Create Something New or Preserve What Was There?

Barry Bergdoll, Meyer Schapiro Professor of Art History
May 06, 2019

It is sad that sometimes a monument is under the greatest danger when it is under care. Such was the case with Notre-Dame. In our age of surveillance and detection we should be seeking state-of-the-art fire detection systems as an integral part of restoration procedures.

Luckily, the fire was extinguished by a heroic and wise fire-fighting strategy that focused on the twin towers of the cathedral’s west front in a timely way, preventing a catastrophic chain of events had the towers been compromised.

Unfortunately, the timber of trees felled in the Middle Ages to create a man-made “forest,” one that remained intact for centuries—despite the French Revolution, a 16-month siege by Prussian forces in the 19th century, two world wars and the Nazi occupation of Paris—cannot be easily replaced.  It is perhaps vain to try to recreate the structural system of a medieval roofing technology to protect the vaults that must be covered, checked and repaired as a first priority. But the profile of the cathedral in the city can be recreated.

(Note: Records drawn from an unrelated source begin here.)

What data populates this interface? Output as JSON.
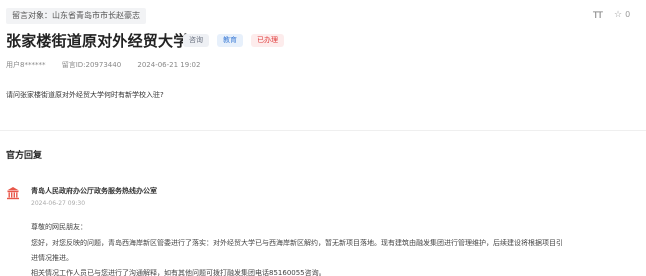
{
  "header": {
    "recipient": "留言对象：山东省青岛市市长赵豪志",
    "font_toggle": "TT",
    "follow_icon": "star-outline-icon",
    "follow_count": "0"
  },
  "message": {
    "title": "张家楼街道原对外经贸大学",
    "tags": [
      {
        "label": "咨询",
        "color": "#6b7280"
      },
      {
        "label": "教育",
        "color": "#3b7bd6"
      },
      {
        "label": "已办理",
        "color": "#e03b3b"
      }
    ],
    "user": "用户8******",
    "message_id": "留言ID:20973440",
    "datetime": "2024-06-21 19:02",
    "content": "请问张家楼街道原对外经贸大学何时有新学校入驻?"
  },
  "official_reply": {
    "heading": "官方回复",
    "org_icon": "government-building-icon",
    "org_name": "青岛人民政府办公厅政务服务热线办公室",
    "date": "2024-06-27 09:30",
    "lines": [
      "尊敬的网民朋友：",
      "您好，对您反映的问题，青岛西海岸新区管委进行了落实：对外经贸大学已与西海岸新区解约，暂无新项目落地。现有建筑由融发集团进行管理维护，后续建设将根据项目引",
      "进情况推进。",
      "相关情况工作人员已与您进行了沟通解释，如有其他问题可拨打融发集团电话85160055咨询。"
    ]
  }
}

The conversation has already been opened as to whether to reproduce what is lost or to advance the argument that cathedrals have always been living monuments that have evolved and changed with each generation. And the question of the famous spire, a pure creation of the 19th century and yet one of the most beloved symbols, is at the heart of this debate.   

On the one hand I am always in favor of promoting new architectural creativity and opposed to historical pastiche; on the other I think the issue is more complex in terms of repairing a loss that is immediate and raw.   

The Cathedral of Notre-Dame has remained largely unchanged in its outward form since the comprehensive campaigns lead by E.E. Viollet-le-Duc over some 25 years in the middle of the 19th century. The monument is arguably as much a monument of the 19th century rediscovery of Gothic architecture and of the modern culture of preservation and conservation as it is of the Middle Ages. It seems that even though the cathedral was one of the first buildings to be protected under French Monuments Historiques legislation in the 19th century, and later under UNESCO World Heritage designation in the 20th, it is now considered acceptable by some to distinguish between medieval and 19th century fabric in proposing a triage of what to restore religiously and what to replace with new designs. Suddenly one of the most important architects of the 19th century--and one of his masterpieces, the spire of Notre-Dame--is to be discarded while the vaults will be faithfully rebuilt?  

Given that many of the sculptures that were part of that spire were removed during the restoration work, it seems all the more logical to put them back in place on a replica of what has been lost. The idea of submitting this beloved symbol to an aesthetic referendum in the current political climate in France seems as unwise politically as it is questionable in relationship to current uses of French monument restoration.